-- Task instructions --
Starting from the line that contains "Output a JSON", reproduce each line exactly through the end of the material, and include no other lines.

__________________________________________________

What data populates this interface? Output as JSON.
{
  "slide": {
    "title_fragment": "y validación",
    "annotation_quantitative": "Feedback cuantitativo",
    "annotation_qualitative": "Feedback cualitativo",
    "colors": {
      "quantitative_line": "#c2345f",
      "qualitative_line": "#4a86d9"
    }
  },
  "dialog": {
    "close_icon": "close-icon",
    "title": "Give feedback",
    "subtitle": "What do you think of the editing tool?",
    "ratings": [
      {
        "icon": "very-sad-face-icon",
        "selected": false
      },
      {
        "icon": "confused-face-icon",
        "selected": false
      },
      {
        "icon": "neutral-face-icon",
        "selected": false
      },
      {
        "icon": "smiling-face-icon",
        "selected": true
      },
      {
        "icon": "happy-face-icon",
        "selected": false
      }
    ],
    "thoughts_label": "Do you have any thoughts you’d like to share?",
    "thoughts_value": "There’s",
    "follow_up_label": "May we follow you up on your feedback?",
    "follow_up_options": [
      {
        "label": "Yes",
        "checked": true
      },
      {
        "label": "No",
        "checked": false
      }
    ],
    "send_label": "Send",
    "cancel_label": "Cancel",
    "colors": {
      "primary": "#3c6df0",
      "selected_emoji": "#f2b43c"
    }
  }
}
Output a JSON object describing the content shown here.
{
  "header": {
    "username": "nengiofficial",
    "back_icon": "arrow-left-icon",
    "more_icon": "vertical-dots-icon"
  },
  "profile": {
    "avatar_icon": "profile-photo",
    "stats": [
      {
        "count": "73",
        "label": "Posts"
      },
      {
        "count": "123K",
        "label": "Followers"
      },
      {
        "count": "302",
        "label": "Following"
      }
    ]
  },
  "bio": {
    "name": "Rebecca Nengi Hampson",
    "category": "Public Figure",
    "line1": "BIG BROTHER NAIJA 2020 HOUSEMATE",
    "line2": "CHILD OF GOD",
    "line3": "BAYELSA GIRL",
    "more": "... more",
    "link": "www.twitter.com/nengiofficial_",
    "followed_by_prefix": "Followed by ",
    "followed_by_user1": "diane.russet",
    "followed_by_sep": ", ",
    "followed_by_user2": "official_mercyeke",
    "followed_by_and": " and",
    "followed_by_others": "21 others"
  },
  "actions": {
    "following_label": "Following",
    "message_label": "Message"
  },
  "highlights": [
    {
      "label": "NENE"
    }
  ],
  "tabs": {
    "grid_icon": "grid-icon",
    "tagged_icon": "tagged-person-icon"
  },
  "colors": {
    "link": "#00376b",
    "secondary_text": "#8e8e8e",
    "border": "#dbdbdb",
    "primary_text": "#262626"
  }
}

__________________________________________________

-- Result of this task --
Output a JSON object describing the content shown here.
{
  "header": {
    "username": "nengiofficial",
    "back_icon": "arrow-left-icon",
    "more_icon": "vertical-dots-icon"
  },
  "profile": {
    "avatar_icon": "profile-photo",
    "stats": [
      {
        "count": "73",
        "label": "Posts"
      },
      {
        "count": "123K",
        "label": "Followers"
      },
      {
        "count": "302",
        "label": "Following"
      }
    ]
  },
  "bio": {
    "name": "Rebecca Nengi Hampson",
    "category": "Public Figure",
    "line1": "BIG BROTHER NAIJA 2020 HOUSEMATE",
    "line2": "CHILD OF GOD",
    "line3": "BAYELSA GIRL",
    "more": "... more",
    "link": "www.twitter.com/nengiofficial_",
    "followed_by_prefix": "Followed by ",
    "followed_by_user1": "diane.russet",
    "followed_by_sep": ", ",
    "followed_by_user2": "official_mercyeke",
    "followed_by_and": " and",
    "followed_by_others": "21 others"
  },
  "actions": {
    "following_label": "Following",
    "message_label": "Message"
  },
  "highlights": [
    {
      "label": "NENE"
    }
  ],
  "tabs": {
    "grid_icon": "grid-icon",
    "tagged_icon": "tagged-person-icon"
  },
  "colors": {
    "link": "#00376b",
    "secondary_text": "#8e8e8e",
    "border": "#dbdbdb",
    "primary_text": "#262626"
  }
}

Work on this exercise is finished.